These are hard words: and Mr. Gifford, I am confident, will regret his having used them, when he shall find that he is altogether mistaken in the fact. He has informed us that all his quotations are taken from the edition in 1793, and this, for purposes of general reference, might have been amply sufficient; but when such language is applied to a note of Mr. Malone's, founded, in a great measure, on the place which it occupies, it might have been wished that Mr. Gifford had cast his eye upon the only edition for which Mr. Malone can be considered as responsible, his own in 1790. He would have there found Mr. Steevens's note, vol. i. p. 202; and in the same volume, one hundred and eighty pages afterwards, he would have seen Mr. Malone's refutation. But this is by no means the only instance in which Mr. Malone has been judged by the acts of another. ·
In speaking of The Winter's Tale, Mr. Gifford remarks, that Mr. Malone's "text and his notes confound each other." They certainly do so, if we are satisfied to take them as they are exhibited by Mr. Steevens. But how stands the fact? Mr. Malone, in his Essay on the Chronological Order of Shakspeare's Plays, had ascribed The Winter's Tale to the year 1604; but having afterwards procured an inspection of Sir Henry Herbert's office book, he discovered that he had been in an error before his work had finally issued from the press, and pointed it out in his Emendations. The first and erroneous statement Mr. Steevens retained as the text, and then converted the subsequent correction into a note to the very passage which it was designed to overthrow; and thus, by the gross negligence, if ignorantly done, or if otherwise, by the petty trick of a rival editor, Mr. Malone is exposed to the charge of having written nonsense. Another remark by Mr. Gifford arises from his inattention to dates. He commences with an extract from Mr. Malone.
"The Comedy of Humours, played eleven times between 25th Nov. 1596 and 11th Maye, 1597. Perhaps,
Mr. Malone, (on this extract from Henslowe's memorandum-book,) Every Man in his Humour. It will appear that Ben Jonson had money dealings with Mr. Henslowe, the manager of this theatre, (the Rose,) and that he wrote for him. The play might afterwards have been purchased from this company by the Lord Chamberlain's servants, (Shakspeare, Burbage, Heminge, Condell, &c.) by whom it was acted in 1598.' Shak. vol. ii. p. 457.
"Would the reader believe, on any authority but the writer's own, that the Mr. Malone, who drew up this plain paragraph, could be the same Mr. Malone who, not merely in one, or two, but in a hundred places, has grossly reviled Jonson on the score of ingratitude to Shakspeare for introducing him to the stage, and bringing out this very play!"

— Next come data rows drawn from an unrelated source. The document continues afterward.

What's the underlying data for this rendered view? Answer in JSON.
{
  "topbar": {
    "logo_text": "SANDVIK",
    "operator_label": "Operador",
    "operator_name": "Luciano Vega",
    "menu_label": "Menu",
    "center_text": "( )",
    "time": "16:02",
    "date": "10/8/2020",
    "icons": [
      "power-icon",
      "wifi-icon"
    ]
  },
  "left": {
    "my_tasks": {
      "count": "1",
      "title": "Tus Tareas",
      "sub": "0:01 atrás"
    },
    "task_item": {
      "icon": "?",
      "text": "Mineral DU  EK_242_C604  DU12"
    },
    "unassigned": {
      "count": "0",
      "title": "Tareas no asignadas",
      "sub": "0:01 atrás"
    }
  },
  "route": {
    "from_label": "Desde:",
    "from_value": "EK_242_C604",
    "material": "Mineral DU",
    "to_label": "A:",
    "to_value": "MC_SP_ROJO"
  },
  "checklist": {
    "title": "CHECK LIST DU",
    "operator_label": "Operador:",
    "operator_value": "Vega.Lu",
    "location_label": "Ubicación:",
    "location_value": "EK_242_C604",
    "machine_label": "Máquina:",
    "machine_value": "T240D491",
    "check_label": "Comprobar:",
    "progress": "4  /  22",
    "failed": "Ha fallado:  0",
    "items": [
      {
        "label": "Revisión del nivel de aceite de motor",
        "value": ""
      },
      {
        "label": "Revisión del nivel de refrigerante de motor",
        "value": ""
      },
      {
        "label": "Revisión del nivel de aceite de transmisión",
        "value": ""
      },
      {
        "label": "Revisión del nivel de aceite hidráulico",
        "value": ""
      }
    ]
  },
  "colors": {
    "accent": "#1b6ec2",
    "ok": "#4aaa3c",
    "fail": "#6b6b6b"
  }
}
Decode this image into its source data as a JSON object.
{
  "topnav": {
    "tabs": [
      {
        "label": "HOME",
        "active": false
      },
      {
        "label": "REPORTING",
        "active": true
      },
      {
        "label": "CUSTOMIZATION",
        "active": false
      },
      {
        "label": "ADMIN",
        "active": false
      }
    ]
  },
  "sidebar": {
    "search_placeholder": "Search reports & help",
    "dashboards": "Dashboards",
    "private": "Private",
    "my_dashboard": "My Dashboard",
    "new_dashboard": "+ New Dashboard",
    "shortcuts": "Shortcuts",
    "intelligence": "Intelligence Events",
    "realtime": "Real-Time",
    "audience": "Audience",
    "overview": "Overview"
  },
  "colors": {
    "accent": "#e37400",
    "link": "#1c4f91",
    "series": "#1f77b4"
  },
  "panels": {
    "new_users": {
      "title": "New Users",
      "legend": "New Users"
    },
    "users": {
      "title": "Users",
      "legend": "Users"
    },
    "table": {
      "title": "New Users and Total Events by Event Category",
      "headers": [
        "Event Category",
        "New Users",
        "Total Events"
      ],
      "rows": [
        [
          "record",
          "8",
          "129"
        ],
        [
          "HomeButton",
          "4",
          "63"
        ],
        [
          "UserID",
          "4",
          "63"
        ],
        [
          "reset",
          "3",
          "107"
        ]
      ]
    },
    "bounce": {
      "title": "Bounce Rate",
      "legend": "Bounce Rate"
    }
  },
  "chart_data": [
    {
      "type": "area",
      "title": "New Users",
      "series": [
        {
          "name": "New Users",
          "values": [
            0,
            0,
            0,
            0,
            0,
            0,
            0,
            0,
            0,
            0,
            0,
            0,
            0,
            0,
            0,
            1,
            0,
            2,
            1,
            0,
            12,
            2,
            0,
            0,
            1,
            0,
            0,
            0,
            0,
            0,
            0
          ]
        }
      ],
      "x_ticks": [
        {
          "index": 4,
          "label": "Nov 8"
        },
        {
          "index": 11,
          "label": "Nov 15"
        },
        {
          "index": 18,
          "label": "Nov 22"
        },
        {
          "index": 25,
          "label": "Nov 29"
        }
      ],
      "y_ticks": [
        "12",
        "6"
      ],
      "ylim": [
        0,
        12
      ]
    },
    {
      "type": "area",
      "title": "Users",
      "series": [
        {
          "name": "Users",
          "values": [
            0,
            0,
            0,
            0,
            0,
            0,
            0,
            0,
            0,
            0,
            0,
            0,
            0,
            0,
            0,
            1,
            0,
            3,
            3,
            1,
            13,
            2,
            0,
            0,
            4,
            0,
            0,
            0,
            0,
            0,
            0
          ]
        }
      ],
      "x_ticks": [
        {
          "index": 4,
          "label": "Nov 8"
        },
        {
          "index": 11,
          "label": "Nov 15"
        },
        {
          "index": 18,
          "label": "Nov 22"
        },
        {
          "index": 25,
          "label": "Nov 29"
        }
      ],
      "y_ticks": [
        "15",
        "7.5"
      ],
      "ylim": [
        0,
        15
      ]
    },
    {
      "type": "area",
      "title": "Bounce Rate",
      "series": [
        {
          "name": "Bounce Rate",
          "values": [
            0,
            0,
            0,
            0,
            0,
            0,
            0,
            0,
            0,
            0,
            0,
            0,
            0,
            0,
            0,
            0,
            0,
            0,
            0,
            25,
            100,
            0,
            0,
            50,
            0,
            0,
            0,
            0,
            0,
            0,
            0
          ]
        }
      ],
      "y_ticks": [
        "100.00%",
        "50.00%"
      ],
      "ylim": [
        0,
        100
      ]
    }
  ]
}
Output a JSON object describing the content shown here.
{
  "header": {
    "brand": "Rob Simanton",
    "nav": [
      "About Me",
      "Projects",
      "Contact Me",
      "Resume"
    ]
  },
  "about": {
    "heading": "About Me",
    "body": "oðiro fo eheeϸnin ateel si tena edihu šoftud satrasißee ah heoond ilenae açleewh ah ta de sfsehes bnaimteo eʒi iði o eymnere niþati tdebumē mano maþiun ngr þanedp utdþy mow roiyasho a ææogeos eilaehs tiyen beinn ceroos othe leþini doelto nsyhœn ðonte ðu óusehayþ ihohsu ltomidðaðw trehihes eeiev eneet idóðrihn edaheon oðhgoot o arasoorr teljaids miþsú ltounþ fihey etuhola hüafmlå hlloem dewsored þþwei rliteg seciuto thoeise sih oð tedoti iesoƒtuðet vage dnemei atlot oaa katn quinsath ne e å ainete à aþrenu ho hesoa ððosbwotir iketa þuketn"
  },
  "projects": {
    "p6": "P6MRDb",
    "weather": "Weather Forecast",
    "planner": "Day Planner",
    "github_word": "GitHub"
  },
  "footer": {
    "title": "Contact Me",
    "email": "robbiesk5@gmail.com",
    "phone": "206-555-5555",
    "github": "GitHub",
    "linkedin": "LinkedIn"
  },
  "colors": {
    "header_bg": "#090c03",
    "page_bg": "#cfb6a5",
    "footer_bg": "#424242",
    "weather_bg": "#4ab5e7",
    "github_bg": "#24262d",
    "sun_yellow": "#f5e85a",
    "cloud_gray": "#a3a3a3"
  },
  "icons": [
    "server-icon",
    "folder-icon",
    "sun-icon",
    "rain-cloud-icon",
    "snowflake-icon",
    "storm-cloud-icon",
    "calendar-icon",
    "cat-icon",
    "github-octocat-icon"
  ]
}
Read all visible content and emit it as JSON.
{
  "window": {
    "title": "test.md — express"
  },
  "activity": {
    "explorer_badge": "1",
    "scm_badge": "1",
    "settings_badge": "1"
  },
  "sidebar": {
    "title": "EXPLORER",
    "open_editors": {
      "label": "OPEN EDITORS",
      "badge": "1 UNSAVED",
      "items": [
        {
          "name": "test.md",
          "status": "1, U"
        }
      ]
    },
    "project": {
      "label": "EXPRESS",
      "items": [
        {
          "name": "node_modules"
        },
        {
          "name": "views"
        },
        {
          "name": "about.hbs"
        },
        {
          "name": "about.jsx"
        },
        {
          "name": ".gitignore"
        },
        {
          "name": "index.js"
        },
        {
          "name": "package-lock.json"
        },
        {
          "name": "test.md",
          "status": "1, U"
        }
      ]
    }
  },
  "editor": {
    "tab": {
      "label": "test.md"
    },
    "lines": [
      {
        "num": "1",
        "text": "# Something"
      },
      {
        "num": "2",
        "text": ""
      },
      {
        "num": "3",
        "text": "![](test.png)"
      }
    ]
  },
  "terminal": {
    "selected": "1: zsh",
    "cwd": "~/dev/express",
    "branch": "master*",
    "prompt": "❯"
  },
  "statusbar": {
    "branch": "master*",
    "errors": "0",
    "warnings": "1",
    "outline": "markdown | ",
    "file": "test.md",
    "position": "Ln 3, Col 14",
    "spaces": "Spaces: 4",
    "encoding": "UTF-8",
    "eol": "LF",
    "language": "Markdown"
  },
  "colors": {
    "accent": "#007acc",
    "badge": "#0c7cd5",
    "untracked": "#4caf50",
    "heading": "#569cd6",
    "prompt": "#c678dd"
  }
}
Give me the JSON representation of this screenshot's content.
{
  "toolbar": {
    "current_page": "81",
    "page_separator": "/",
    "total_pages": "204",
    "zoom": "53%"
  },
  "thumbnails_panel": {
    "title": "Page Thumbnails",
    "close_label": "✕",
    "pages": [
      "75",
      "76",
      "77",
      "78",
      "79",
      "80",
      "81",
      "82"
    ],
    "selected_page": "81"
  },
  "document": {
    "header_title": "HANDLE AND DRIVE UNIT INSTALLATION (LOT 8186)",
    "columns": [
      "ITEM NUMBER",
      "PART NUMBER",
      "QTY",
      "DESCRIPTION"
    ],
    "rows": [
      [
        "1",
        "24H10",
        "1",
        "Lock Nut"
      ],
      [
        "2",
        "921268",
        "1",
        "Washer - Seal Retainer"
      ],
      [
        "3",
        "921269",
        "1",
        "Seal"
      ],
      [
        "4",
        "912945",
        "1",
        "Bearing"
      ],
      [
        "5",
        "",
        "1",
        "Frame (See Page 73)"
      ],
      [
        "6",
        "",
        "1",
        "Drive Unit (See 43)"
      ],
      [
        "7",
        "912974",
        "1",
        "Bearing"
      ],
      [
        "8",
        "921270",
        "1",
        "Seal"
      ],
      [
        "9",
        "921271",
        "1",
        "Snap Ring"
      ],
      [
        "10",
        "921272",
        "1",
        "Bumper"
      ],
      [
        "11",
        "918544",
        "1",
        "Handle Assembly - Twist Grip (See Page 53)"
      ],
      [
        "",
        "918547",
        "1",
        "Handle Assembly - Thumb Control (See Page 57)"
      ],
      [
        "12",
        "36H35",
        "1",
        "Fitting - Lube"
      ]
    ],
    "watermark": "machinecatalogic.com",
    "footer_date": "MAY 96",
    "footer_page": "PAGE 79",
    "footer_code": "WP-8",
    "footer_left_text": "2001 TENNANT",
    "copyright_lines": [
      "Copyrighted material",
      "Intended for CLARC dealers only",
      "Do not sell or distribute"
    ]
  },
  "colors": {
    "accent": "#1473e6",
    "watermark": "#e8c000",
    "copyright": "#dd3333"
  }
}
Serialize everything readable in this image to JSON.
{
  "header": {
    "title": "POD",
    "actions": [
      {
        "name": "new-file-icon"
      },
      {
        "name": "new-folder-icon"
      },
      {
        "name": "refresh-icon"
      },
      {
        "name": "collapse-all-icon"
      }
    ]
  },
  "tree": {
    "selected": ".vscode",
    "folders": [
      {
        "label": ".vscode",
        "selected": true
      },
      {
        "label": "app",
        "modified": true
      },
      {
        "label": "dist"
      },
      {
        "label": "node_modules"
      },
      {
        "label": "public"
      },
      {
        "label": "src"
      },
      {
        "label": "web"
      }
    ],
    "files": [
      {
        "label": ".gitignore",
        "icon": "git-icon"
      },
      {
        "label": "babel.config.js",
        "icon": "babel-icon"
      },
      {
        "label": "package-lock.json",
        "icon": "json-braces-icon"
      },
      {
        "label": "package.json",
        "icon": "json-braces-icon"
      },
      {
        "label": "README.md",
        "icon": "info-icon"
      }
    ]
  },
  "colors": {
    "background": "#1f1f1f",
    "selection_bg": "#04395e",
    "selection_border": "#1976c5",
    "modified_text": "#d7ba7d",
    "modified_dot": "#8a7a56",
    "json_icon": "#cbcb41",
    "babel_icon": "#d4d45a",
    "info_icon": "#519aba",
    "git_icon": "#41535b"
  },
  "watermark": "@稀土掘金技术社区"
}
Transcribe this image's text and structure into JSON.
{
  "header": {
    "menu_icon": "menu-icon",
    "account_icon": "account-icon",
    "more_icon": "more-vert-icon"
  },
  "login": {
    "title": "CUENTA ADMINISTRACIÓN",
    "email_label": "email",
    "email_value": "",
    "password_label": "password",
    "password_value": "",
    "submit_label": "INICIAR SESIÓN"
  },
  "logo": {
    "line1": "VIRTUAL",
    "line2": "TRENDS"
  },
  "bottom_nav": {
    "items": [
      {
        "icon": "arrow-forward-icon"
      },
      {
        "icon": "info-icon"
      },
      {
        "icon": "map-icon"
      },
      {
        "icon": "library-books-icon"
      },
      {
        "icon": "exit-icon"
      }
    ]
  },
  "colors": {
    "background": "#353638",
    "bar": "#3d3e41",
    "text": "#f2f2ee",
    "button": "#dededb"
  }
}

There can be no difficulty in believing it to be the same Mr. Malone who drew up this paragraph, when he had acquired information of which he was not possessed before. He introduces his extracts from the Henslowe MSS. with these words:-"Just as this work was issuing from the press, some curious manuscripts, relative to the stage, were found at Dulwich College, and obligingly transmitted to me from thence." It is evident that these papers could not, without the gift of prophecy, have enabled Mr. Malone to correct what appeared in an early part of his work, if they did not meet his eye till the conclusion. I may add, that their discovery and polite transmission to the historian of the stage, will add little support to Mr. Gifford's terms of "sloth and ignorance," so harshly applied to the members of that institution. The censures which are passed on Mr. Malone upon slighter matters, will not require me to detain the reader long.
"Mr. Malone had previously employed several pages (vol. i. pp. 611-15,) in proving Twelfth Night to be written in 1614, that is, sixteen years before the appearance of Every Man out of his Humour; he had also positively affirmed (p. cclxxv) that he did not believe